- Pre employment drug tests
- Post Injury drug tests
- Random drug tests
You can legally send an employee for a drug test if you suspect they are high on the job, but you need to have trained persons make that judgement call and be prepared to back it up in court. It is actually very rare for someone that fails a drug test to fight it in court after the fact, but as a business owner you want to prepare for the worst.
Employee Education for Drug abuse
It is often considered a duty of an employer to help educate their staff about drug abuse and encourage them to abstain from illegal substances.
Provide education and training that reinforces healthy behaviors and spreads awareness about the effects substance abuse can have on health and employment.
You can do this by bringing in a medical expert annually for continuing education, or by meeting with each employee individually.
The staff member that supervises your Drug Free Workplace policy is a very important cornerstone for the entire program.
Depending on the size of your business the supervisor may be the sole administrator of the Drug Free Workplace Program or they may supervise a staff of several different professionals.
Supervisors should be intimately familiar with every detail of the program and be able to thoroughly document everything in a fair, systematic and unbiased way. The supervisor is responsible for identifying possible legal issues and tracking state and federal laws that affect your policy.
Employee Assistance & Rehabilitation
No business wants to lose a good employee to drug abuse. Gainful employment is one of the biggest incentives for a drug user to stay clean, and studies have shown that employees that are in recovery may be even better than average employees; they miss fewer days and have a 21% lower turnover rate.

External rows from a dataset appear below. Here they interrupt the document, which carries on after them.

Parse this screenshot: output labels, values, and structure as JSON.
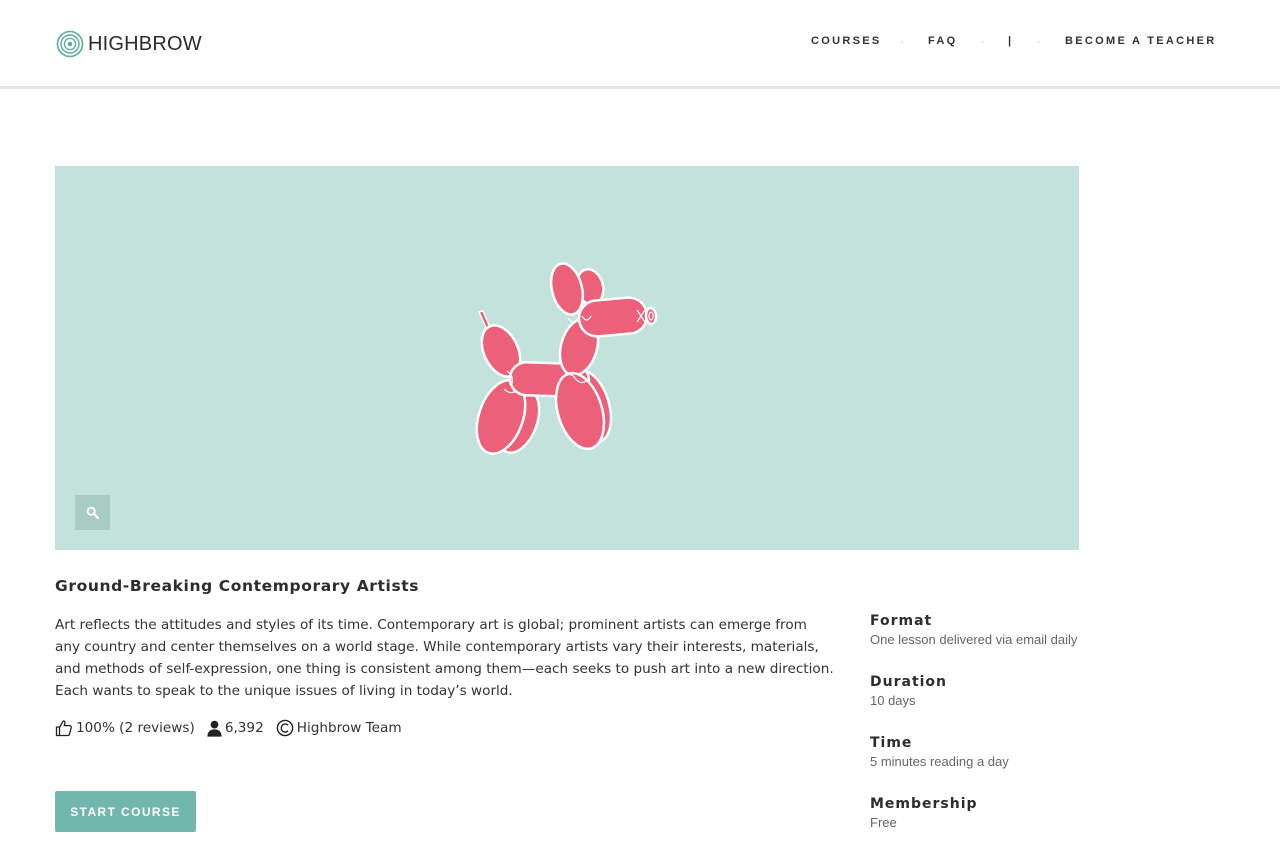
{
  "header": {
    "logo_text": "HIGHBROW",
    "nav": {
      "courses": "COURSES",
      "faq": "FAQ",
      "separator": "|",
      "become_teacher": "BECOME A TEACHER"
    }
  },
  "hero": {
    "background_color": "#c3e2db",
    "illustration": "balloon-dog",
    "illustration_color": "#ec6079",
    "zoom_icon": "search-icon"
  },
  "course": {
    "title": "Ground-Breaking Contemporary Artists",
    "description": "Art reflects the attitudes and styles of its time. Contemporary art is global; prominent artists can emerge from any country and center themselves on a world stage. While contemporary artists vary their interests, materials, and methods of self-expression, one thing is consistent among them—each seeks to push art into a new direction. Each wants to speak to the unique issues of living in today’s world.",
    "rating": "100% (2 reviews)",
    "students": "6,392",
    "author": "Highbrow Team",
    "start_label": "START COURSE"
  },
  "info": {
    "format": {
      "label": "Format",
      "value": "One lesson delivered via email daily"
    },
    "duration": {
      "label": "Duration",
      "value": "10 days"
    },
    "time": {
      "label": "Time",
      "value": "5 minutes reading a day"
    },
    "membership": {
      "label": "Membership",
      "value": "Free"
    }
  },
  "colors": {
    "accent": "#71b7ad",
    "logo": "#5aaa9e"
  }
}
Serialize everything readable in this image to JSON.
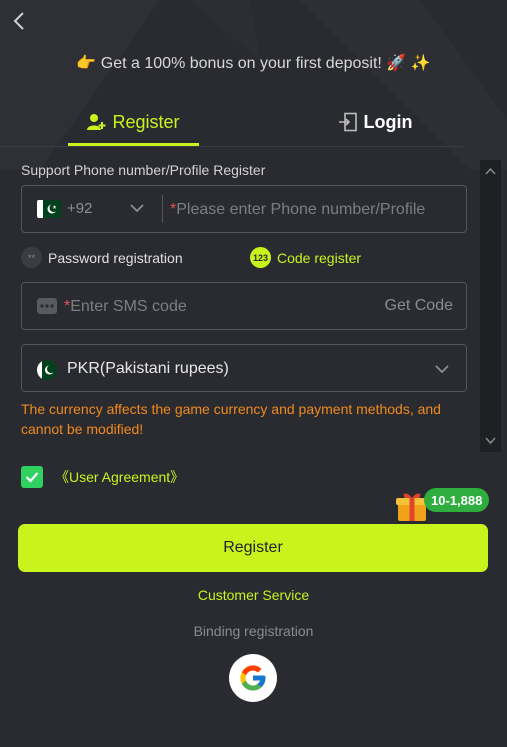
{
  "promo": {
    "text": "👉 Get a 100% bonus on your first deposit! 🚀 ✨"
  },
  "tabs": {
    "register": "Register",
    "login": "Login"
  },
  "phone": {
    "label": "Support Phone number/Profile Register",
    "country_code": "+92",
    "required_mark": "*",
    "placeholder": "Please enter Phone number/Profile"
  },
  "options": {
    "password": "Password registration",
    "code": "Code register",
    "code_badge": "123",
    "password_badge": "**"
  },
  "sms": {
    "required_mark": "*",
    "placeholder": "Enter SMS code",
    "get_code": "Get Code"
  },
  "currency": {
    "selected": "PKR(Pakistani rupees)",
    "warning": "The currency affects the game currency and payment methods, and cannot be modified!"
  },
  "agreement": {
    "label": "《User Agreement》",
    "checked": true
  },
  "gift": {
    "badge": "10-1,888"
  },
  "actions": {
    "register": "Register",
    "customer_service": "Customer Service",
    "binding": "Binding registration"
  },
  "colors": {
    "accent": "#c9f31d",
    "background": "#2a2b30",
    "warning": "#f08a1d",
    "check": "#2fd160"
  },
  "icons": {
    "back": "chevron-left-icon",
    "register_tab": "user-add-icon",
    "login_tab": "login-door-icon",
    "country_flag": "pakistan-flag-icon",
    "sms": "message-dots-icon",
    "google": "google-icon",
    "gift": "gift-box-icon"
  }
}
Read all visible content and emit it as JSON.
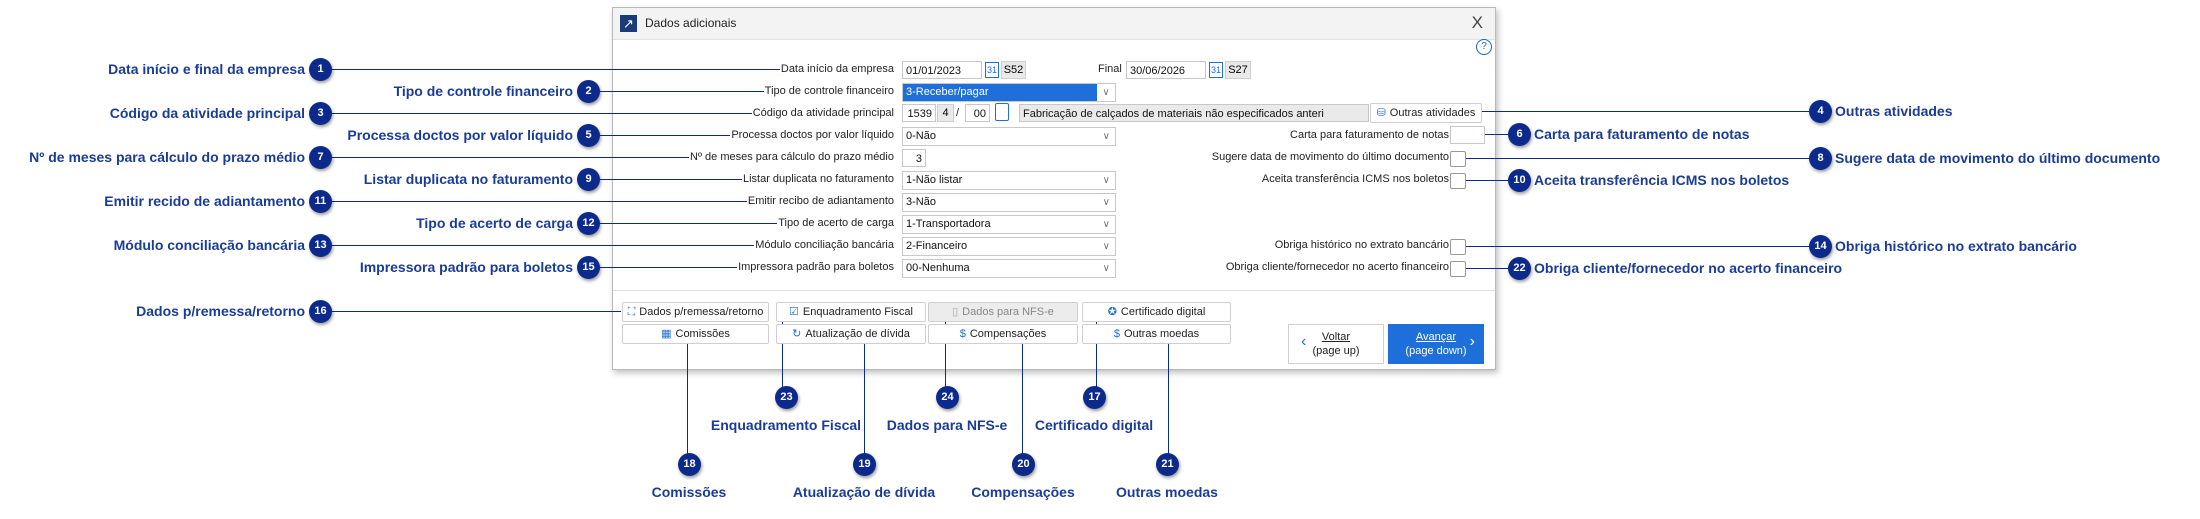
{
  "dialog": {
    "title": "Dados adicionais",
    "help": "?",
    "close": "X"
  },
  "fields": {
    "data_inicio": {
      "label": "Data início da empresa",
      "value": "01/01/2023",
      "week": "S52",
      "final_label": "Final",
      "final_value": "30/06/2026",
      "final_week": "S27",
      "cal": "31"
    },
    "tipo_controle": {
      "label": "Tipo de controle financeiro",
      "value": "3-Receber/pagar"
    },
    "codigo_atividade": {
      "label": "Código da atividade principal",
      "code": "1539",
      "digit": "4",
      "sep": "/",
      "sub": "00",
      "description": "Fabricação de calçados de materiais não especificados anteri",
      "button": "Outras atividades"
    },
    "processa": {
      "label": "Processa doctos por valor líquido",
      "value": "0-Não"
    },
    "meses": {
      "label": "Nº de meses para cálculo do prazo médio",
      "value": "3"
    },
    "listar": {
      "label": "Listar duplicata no faturamento",
      "value": "1-Não listar"
    },
    "emitir": {
      "label": "Emitir recibo de adiantamento",
      "value": "3-Não"
    },
    "acerto": {
      "label": "Tipo de acerto de carga",
      "value": "1-Transportadora"
    },
    "modulo": {
      "label": "Módulo conciliação bancária",
      "value": "2-Financeiro"
    },
    "impressora": {
      "label": "Impressora padrão para boletos",
      "value": "00-Nenhuma"
    },
    "carta": {
      "label": "Carta para faturamento de notas",
      "value": ""
    },
    "sugere": {
      "label": "Sugere data de movimento do último documento"
    },
    "aceita": {
      "label": "Aceita transferência ICMS nos boletos"
    },
    "obriga_hist": {
      "label": "Obriga histórico no extrato bancário"
    },
    "obriga_cli": {
      "label": "Obriga cliente/fornecedor no acerto financeiro"
    }
  },
  "buttons": {
    "remessa": "Dados p/remessa/retorno",
    "enquadramento": "Enquadramento Fiscal",
    "nfse": "Dados para NFS-e",
    "certificado": "Certificado digital",
    "comissoes": "Comissões",
    "atualizacao": "Atualização de dívida",
    "compensacoes": "Compensações",
    "moedas": "Outras moedas",
    "voltar": "Voltar",
    "voltar_sub": "(page up)",
    "avancar": "Avançar",
    "avancar_sub": "(page down)"
  },
  "annotations": [
    {
      "n": "1",
      "text": "Data início e final da empresa"
    },
    {
      "n": "2",
      "text": "Tipo de controle financeiro"
    },
    {
      "n": "3",
      "text": "Código da atividade principal"
    },
    {
      "n": "4",
      "text": "Outras atividades"
    },
    {
      "n": "5",
      "text": "Processa doctos por valor líquido"
    },
    {
      "n": "6",
      "text": "Carta para faturamento de notas"
    },
    {
      "n": "7",
      "text": "Nº de meses para cálculo do prazo médio"
    },
    {
      "n": "8",
      "text": "Sugere data de movimento do último documento"
    },
    {
      "n": "9",
      "text": "Listar duplicata no faturamento"
    },
    {
      "n": "10",
      "text": "Aceita transferência ICMS nos boletos"
    },
    {
      "n": "11",
      "text": "Emitir recido de adiantamento"
    },
    {
      "n": "12",
      "text": "Tipo de acerto de carga"
    },
    {
      "n": "13",
      "text": "Módulo conciliação bancária"
    },
    {
      "n": "14",
      "text": "Obriga histórico no extrato bancário"
    },
    {
      "n": "15",
      "text": "Impressora padrão para boletos"
    },
    {
      "n": "16",
      "text": "Dados p/remessa/retorno"
    },
    {
      "n": "17",
      "text": "Certificado digital"
    },
    {
      "n": "18",
      "text": "Comissões"
    },
    {
      "n": "19",
      "text": "Atualização de dívida"
    },
    {
      "n": "20",
      "text": "Compensações"
    },
    {
      "n": "21",
      "text": "Outras moedas"
    },
    {
      "n": "22",
      "text": "Obriga cliente/fornecedor no acerto financeiro"
    },
    {
      "n": "23",
      "text": "Enquadramento Fiscal"
    },
    {
      "n": "24",
      "text": "Dados para NFS-e"
    }
  ],
  "colors": {
    "badge": "#0b2a8c",
    "annotation_text": "#1a3c96",
    "accent": "#1e6fd9"
  }
}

Part of a drug free workplace policy is offering employees a second chance when they violate the rules.
Always document violations clearly and have the employee and their supervisor sign off. If you have documentation to back up that your employee has repeatedly violated a company policy then there is very little room to misinterpret a company’s actions.
Additional Tips for Avoiding Legal Action
Protect Employee Privacy
Protecting employee privacy is one of the key requirements for legal drug random drug testing. Since drug testing is considered a medical test there is an expectation of employee privacy. Test results are confidential and only the appropriate personnel should have access to them.
You should never comment on an employee’s drug use as it pertains to your drug free workplace policy. Do not gossip with your family and do not discuss it with employees. Violating an employee’s privacy could potentially lead to significant legal hurdles so it’s better to adopt a zero tolerance policy and be safe rather than sorry.
Do Not Rush to Judgement
Enforcing a drug testing policy requires a professional and systematic approach. It is very easy to let emotions become involved when you believe an employee has endangered your business and co workers through reckless behavior, but you need to strictly stick to your policy to afford yourself the most protection.
In a worst case scenario one of your managers dislikes a subordinate and decides to drug test them. The manager gossips to others that the employee is a drug addict and it gets back to them. They end up passing the test, but now at the very least you have a difficult situation between two employees and at worse your employee has a case for slander and your company violating a policy they developed. It could also make future termination proceedings very difficult because there is now a record of your company seemingly targeting them for termination.
A drug free workplace policy has no room for playing favorites or discriminating against employees you no longer like. Rules need to be enforced across the board and if you say you’re going to do 25 random drug tests per year you need to do exactly 25.
If you go 4 years without doing a random drug test and then one day drug test 5 employees and 1 is dirty, it could seem like you targeted that employee specifically.